I spoke with my current vendor, Stratavia, about this problem. They suggested some education and sent an engineer onsite to lead some training on what they called "decision automation." Decision automation is aware of the configuration and business policies of the environment it's running on, and uses that information to make process decisions. We worked with Stratavia's Data Palette solution to automate our critical IT processes such as server provisioning and database administration.
The moral to the story is that good automation should not be treated like scripts which are modified to fit each environment they run on. Good automation should evolve to handle more environments using decision automation through environmental awareness. Lesson learned: investments in decision automation yield easy returns.
The server build process offered lessons as well. A server build process requires several administrators and spans multiple responsibilities. For example, the process we automated included steps to image an operating system, install and configure a database, and secure the system per our compliance standards. Each one of these tasks is owned by a separate group in my organization. For this type of automation which spans groups, there needs to be a leader in charge of the entire process. I created an automation task force to handle this problem, which is comprised of several administrators who meet periodically and are considered our automation engineers.
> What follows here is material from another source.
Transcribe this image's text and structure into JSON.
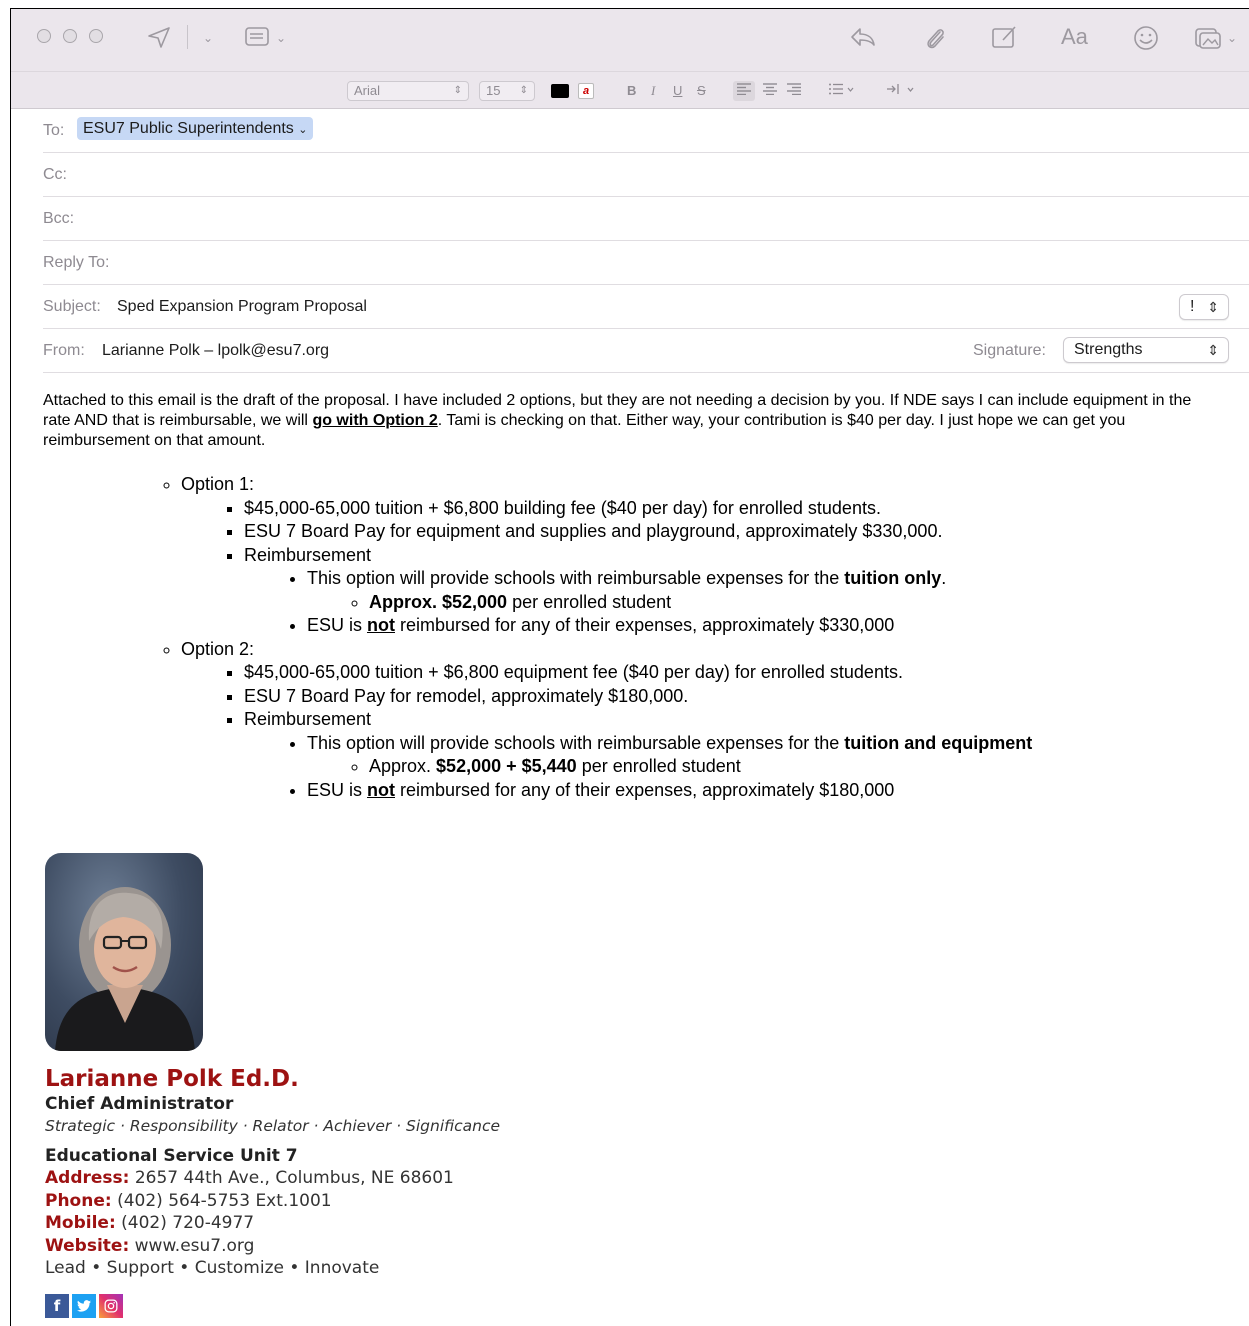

These groups are expensive; however, the savings in the process far outweigh the investment (i.e., the 45-day process now takes just a few hours).
I measured my returns, as well as quality metrics, and took my lessons learned to reinvest into new automation opportunities and tools. I plan to diversify my automation portfolio across new areas like network and storage, while continuing to build more automation in the server and database realm. The savings I've realized provide more than enough budget for these new investments.
Automation portfolio management is a pragmatic way to implement automation while staying within budget and resource constraints. Each time a new process is automated, be sure to measure the effectiveness of that automation and reinvest your savings into new automation and automation tools.
He received a PhD in Computer Engineering from the University of Rhode Island, an M.S. in Digital Signal Processing from Indian Institute of Technology, Madras, and a Bachelor of Engineering in Electronics & Telecommunications from Osmania University. Anupindi was the recipient of the 2006 Thomas Edison Award and the 2005 CIO Excellence Award. He can be reached at Nagesh@nagesh.com.